WHAT TO DO → Scan the records for the string "this". State how many lines contain it and add nothing.
(RECORDED INFORMATION Opens)
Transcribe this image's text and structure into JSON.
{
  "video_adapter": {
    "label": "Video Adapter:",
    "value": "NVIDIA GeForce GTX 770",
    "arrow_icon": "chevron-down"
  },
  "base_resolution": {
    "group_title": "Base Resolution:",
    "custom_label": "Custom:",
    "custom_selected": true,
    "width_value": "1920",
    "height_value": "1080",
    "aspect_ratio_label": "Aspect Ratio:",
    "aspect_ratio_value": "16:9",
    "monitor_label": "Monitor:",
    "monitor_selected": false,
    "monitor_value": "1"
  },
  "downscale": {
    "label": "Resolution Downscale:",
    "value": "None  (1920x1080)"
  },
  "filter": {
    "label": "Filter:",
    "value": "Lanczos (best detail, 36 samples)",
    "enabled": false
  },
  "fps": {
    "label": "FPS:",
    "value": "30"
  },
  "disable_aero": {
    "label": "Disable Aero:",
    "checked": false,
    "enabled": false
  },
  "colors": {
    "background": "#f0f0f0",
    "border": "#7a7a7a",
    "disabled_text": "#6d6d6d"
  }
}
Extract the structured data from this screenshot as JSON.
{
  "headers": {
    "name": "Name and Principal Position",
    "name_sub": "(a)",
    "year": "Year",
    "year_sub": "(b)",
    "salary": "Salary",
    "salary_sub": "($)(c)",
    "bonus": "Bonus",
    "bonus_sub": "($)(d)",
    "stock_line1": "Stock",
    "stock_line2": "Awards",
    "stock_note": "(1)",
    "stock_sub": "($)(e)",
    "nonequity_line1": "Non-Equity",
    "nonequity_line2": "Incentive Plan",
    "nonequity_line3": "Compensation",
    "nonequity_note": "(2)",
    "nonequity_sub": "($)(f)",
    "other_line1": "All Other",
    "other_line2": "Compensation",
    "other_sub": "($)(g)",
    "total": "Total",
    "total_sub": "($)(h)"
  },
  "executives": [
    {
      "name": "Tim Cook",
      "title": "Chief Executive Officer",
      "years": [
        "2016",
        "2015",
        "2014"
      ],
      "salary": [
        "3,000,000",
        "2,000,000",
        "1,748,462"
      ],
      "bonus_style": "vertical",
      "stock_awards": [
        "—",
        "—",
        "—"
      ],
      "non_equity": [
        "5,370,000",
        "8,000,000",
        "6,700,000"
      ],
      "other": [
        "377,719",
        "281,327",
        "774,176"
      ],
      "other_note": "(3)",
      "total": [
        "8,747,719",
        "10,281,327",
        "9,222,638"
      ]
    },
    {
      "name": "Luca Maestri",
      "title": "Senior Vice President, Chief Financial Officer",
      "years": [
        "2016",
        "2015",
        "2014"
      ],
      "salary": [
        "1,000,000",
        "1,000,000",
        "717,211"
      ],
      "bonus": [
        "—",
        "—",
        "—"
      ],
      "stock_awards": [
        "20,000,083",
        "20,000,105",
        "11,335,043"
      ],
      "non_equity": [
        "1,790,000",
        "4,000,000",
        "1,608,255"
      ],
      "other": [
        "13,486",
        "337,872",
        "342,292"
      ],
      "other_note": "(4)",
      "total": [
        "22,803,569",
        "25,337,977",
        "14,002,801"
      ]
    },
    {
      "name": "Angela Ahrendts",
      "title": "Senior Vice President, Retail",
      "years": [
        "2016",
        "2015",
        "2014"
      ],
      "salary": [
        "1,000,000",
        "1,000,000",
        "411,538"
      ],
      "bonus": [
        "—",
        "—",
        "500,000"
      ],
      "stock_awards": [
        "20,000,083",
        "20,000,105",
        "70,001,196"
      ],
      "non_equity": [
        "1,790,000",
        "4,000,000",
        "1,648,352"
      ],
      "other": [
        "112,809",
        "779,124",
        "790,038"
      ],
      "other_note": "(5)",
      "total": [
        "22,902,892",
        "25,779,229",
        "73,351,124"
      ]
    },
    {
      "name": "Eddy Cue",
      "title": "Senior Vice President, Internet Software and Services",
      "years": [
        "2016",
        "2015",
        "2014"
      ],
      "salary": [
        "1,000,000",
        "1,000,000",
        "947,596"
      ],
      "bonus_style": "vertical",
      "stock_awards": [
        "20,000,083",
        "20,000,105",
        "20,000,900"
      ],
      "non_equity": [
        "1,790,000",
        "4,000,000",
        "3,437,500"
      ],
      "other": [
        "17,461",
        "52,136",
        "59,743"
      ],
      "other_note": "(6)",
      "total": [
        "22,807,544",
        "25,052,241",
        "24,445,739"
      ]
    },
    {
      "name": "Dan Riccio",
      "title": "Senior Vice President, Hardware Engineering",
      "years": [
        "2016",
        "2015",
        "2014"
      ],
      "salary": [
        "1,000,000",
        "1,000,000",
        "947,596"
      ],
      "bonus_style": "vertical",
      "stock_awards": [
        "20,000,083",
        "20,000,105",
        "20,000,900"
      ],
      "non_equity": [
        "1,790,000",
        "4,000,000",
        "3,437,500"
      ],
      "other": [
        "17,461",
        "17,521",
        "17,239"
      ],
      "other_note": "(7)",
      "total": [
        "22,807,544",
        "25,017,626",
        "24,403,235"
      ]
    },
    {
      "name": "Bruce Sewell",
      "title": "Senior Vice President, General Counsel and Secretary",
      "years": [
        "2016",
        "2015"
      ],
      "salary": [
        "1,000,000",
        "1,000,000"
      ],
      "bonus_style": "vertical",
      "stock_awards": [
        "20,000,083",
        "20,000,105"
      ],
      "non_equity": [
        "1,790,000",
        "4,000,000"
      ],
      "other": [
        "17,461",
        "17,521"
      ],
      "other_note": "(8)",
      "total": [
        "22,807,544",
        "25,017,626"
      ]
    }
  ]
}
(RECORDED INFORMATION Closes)
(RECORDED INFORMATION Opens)
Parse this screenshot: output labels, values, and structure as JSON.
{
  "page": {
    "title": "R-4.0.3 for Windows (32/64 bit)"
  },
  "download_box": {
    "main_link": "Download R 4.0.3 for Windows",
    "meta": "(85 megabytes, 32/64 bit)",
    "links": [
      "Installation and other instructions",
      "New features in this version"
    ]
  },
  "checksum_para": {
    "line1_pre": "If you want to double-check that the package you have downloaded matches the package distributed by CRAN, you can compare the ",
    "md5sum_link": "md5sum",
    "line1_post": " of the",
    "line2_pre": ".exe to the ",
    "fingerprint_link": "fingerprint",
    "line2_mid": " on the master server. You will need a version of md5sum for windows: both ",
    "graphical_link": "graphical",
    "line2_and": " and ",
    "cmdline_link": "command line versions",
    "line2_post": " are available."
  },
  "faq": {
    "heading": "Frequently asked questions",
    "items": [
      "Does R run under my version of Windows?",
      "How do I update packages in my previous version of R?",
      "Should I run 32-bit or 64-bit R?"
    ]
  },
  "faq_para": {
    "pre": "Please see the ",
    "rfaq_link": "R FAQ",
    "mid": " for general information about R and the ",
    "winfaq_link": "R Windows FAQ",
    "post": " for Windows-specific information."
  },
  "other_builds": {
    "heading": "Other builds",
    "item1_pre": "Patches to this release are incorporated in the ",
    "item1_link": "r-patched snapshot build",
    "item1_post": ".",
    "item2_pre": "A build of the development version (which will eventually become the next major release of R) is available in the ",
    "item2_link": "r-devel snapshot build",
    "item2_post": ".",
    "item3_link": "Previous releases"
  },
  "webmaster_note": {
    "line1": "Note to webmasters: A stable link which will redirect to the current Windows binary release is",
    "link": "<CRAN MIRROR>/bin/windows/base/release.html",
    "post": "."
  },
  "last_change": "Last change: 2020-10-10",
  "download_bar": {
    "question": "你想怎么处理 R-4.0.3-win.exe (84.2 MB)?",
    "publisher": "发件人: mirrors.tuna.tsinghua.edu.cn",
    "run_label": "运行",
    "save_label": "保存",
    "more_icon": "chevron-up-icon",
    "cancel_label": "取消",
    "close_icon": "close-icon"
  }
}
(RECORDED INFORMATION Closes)
ANSWER BOX → 5